Provided records ->
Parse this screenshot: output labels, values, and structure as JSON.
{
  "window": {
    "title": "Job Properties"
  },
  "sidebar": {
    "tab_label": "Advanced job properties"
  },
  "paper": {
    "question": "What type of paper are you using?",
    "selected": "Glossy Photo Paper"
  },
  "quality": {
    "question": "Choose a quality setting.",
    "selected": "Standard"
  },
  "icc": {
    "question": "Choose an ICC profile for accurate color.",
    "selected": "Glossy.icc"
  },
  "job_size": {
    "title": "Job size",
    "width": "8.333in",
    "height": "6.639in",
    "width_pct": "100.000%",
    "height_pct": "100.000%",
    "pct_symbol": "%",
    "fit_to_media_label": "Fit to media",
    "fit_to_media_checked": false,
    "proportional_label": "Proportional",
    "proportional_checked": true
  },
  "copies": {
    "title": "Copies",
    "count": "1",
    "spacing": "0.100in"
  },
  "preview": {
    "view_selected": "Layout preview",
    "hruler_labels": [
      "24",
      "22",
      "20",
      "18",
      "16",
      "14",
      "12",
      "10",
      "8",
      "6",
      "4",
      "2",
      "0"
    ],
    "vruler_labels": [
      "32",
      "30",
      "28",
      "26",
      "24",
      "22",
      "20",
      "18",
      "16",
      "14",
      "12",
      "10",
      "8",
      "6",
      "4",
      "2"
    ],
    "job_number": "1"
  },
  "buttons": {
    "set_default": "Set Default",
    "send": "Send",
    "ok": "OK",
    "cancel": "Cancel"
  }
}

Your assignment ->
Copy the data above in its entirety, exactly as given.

Task solution ->
Parse this screenshot: output labels, values, and structure as JSON.
{
  "window": {
    "title": "Job Properties"
  },
  "sidebar": {
    "tab_label": "Advanced job properties"
  },
  "paper": {
    "question": "What type of paper are you using?",
    "selected": "Glossy Photo Paper"
  },
  "quality": {
    "question": "Choose a quality setting.",
    "selected": "Standard"
  },
  "icc": {
    "question": "Choose an ICC profile for accurate color.",
    "selected": "Glossy.icc"
  },
  "job_size": {
    "title": "Job size",
    "width": "8.333in",
    "height": "6.639in",
    "width_pct": "100.000%",
    "height_pct": "100.000%",
    "pct_symbol": "%",
    "fit_to_media_label": "Fit to media",
    "fit_to_media_checked": false,
    "proportional_label": "Proportional",
    "proportional_checked": true
  },
  "copies": {
    "title": "Copies",
    "count": "1",
    "spacing": "0.100in"
  },
  "preview": {
    "view_selected": "Layout preview",
    "hruler_labels": [
      "24",
      "22",
      "20",
      "18",
      "16",
      "14",
      "12",
      "10",
      "8",
      "6",
      "4",
      "2",
      "0"
    ],
    "vruler_labels": [
      "32",
      "30",
      "28",
      "26",
      "24",
      "22",
      "20",
      "18",
      "16",
      "14",
      "12",
      "10",
      "8",
      "6",
      "4",
      "2"
    ],
    "job_number": "1"
  },
  "buttons": {
    "set_default": "Set Default",
    "send": "Send",
    "ok": "OK",
    "cancel": "Cancel"
  }
}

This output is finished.